Our Souls at Night is a heart-felt, personal story about two people in the fictional small Colorado town of Holt. It is a testament of the power of the enduring friendship of a man and a woman, who opt for companionship and the sharing their lifes’ stories to help dispel the loneliness that they have felt living alone.
Haruf describes his own relationship with his second wife in this wonderful story, casting them as Louis Waters and Addie Moore. The Harufs’ favorite time together as a couple was just talking while lying in bed before they slept. This detail is central to the book’s story, as the character Addie first approaches Louis about spending the night at her home. This passage highlights their first conversation:
“[Addie] I wonder if you would consider coming to my house sometimes to sleep with me.
[Louis] What? How do you mean?
[Addie] I mean we are both alone. We’ve been by ourselves for too long. For years. I’m lonely. I think you might be too. I wonder if you would come and sleep in the night with me. And talk.” [p.5]
The above passage shows Haruf’s writing style without the use of quotation marks. The “free” dialog allows the words to flow – a peaceful way to express conversation between his characters. The story progresses and reveals how Addie, Louis, and their families adjust to this new friendship, and what challenges are brought to the forefront that people do not understand.
A recent Wall Street Journal article titled “Kent Haruf’s Last Chapter” details Haruf’s intense writing to complete Our Souls at Night while he was dying of incurable lung disease. The article details the author’s feelings: “…in April, I began to feel a little better, and I thought, ‘Well, I don’t want to just sit around waiting. It was something significant for me to get up every day.’” Kent and Cathy also started their own Book Club of Mortality, which is mentioned in this article.

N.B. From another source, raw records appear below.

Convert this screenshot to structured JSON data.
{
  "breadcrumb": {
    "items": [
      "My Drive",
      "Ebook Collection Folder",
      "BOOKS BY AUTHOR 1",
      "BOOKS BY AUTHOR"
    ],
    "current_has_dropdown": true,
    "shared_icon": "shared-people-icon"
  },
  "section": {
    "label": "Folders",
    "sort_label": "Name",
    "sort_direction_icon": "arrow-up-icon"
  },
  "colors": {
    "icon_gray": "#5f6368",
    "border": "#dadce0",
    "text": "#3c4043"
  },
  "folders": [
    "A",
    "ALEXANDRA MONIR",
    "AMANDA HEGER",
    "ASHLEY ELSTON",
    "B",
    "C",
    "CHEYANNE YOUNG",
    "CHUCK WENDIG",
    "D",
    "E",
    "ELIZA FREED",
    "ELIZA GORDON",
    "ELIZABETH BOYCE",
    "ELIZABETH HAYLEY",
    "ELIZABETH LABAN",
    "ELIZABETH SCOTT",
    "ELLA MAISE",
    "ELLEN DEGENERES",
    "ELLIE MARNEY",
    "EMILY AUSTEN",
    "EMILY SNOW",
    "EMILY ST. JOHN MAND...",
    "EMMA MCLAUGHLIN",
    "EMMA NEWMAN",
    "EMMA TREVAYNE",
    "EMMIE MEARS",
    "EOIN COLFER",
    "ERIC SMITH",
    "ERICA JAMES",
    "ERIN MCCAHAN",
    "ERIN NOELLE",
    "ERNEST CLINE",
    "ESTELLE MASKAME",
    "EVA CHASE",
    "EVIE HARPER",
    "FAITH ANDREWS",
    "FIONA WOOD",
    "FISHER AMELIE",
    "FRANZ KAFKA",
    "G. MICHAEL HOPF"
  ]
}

You might be familiar with his novel Plainsong, a popular book that was a finalist for the 1999 National Book Award. Most of his works centered on small town life, and the relationships of the people who lived there. Kent Haruf was a talented author who will be missed.